First, s/he wants to learn patterns, or motifs in chess term. The more motifs s/he knows, the faster s/he can generate ideas over the board. In chess games, especially for beginngers, ideas are much more important than calculation. If s/he can come up good ideas often, s/he will win more games. Without ideas, calculation is just brutal force and will not be efficient.
Second, s/he learns how to calculate. Most problems should be 2-5 moves deep, with a few variations. That's the type of problems s/he will face in his/her games. S/he should sense the possibility for a tactics, see it, calm down, and calculate all variations. Because during the tournament games, time is limited. S/he has to learn to quickly decide how much s/he can allocate to find solution. Time management is critical. when s/he has enough time, s/he should be patient, following the variation move by move, remembering everything, clarifying each line, quickly confirming or denying any short variation, and concentrating on one or two long variations.
Third, s/he learns to double or triple check his/her work. S/he needs go over all possibilities to search for any hole in his/her solution. Sometimes s/he has to redo his/her calculation.

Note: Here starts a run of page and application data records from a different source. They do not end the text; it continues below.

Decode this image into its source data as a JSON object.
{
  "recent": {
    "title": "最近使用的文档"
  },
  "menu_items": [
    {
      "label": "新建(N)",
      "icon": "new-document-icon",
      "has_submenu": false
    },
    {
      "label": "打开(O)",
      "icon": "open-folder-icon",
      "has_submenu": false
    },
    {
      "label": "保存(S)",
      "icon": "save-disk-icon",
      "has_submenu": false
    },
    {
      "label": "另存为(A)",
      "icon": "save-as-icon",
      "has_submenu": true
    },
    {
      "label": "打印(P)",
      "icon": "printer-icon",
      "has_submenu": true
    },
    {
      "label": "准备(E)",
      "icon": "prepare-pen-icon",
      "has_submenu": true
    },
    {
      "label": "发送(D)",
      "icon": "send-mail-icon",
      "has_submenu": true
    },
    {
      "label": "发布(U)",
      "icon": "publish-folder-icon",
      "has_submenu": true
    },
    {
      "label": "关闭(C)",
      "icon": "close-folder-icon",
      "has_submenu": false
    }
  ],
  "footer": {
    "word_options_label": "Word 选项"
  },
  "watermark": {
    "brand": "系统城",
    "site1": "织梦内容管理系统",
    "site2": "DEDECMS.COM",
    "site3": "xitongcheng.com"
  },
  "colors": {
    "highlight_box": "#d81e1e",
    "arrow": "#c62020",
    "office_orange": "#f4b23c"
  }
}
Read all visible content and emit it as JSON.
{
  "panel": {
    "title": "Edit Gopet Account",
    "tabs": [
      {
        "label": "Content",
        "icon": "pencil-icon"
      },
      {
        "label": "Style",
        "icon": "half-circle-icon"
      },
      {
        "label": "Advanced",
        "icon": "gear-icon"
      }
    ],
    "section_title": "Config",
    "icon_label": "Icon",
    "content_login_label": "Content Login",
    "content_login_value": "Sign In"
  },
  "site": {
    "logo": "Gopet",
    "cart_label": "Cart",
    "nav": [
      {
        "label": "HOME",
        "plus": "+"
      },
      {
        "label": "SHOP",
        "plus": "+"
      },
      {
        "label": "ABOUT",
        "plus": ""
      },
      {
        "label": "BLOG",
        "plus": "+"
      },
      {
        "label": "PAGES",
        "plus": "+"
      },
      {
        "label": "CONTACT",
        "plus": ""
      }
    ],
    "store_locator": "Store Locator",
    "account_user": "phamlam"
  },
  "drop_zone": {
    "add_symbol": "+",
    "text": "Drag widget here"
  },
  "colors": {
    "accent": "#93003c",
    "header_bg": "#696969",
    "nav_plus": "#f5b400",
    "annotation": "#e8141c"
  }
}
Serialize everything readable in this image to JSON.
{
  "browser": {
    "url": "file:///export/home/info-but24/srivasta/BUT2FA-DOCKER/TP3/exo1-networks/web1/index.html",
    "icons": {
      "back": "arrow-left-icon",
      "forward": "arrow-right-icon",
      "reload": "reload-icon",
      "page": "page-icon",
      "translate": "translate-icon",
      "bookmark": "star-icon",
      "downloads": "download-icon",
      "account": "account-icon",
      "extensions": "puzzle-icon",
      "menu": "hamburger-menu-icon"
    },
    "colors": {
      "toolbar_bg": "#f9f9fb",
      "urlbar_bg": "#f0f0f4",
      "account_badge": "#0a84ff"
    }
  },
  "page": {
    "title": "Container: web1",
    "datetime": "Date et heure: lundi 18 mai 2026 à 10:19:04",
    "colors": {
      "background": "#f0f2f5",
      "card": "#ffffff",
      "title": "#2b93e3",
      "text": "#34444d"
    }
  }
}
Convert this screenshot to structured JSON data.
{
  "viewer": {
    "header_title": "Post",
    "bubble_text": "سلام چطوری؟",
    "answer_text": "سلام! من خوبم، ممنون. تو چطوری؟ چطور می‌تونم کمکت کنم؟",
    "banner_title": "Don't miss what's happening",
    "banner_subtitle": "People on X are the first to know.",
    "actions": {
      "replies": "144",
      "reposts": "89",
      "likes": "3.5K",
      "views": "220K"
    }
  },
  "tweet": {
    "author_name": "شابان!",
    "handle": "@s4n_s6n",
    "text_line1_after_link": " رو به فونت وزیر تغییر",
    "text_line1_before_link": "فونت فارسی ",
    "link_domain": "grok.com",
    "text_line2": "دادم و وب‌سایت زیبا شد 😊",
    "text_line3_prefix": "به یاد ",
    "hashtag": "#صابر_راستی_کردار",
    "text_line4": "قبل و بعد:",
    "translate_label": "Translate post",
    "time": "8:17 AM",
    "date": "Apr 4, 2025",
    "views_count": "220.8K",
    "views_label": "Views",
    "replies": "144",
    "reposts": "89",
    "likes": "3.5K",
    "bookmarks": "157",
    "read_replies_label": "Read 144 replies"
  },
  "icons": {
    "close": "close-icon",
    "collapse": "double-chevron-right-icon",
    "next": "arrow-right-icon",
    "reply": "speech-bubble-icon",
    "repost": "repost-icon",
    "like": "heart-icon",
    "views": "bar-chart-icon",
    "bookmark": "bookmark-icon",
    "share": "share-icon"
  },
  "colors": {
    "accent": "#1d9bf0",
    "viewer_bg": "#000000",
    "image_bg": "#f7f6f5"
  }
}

Through training, s/he should refine these processes, making them more automatic, smooth, and efficient. In the end, s/he should have higher confidence that s/he has found the correct solution, and most times it should be true.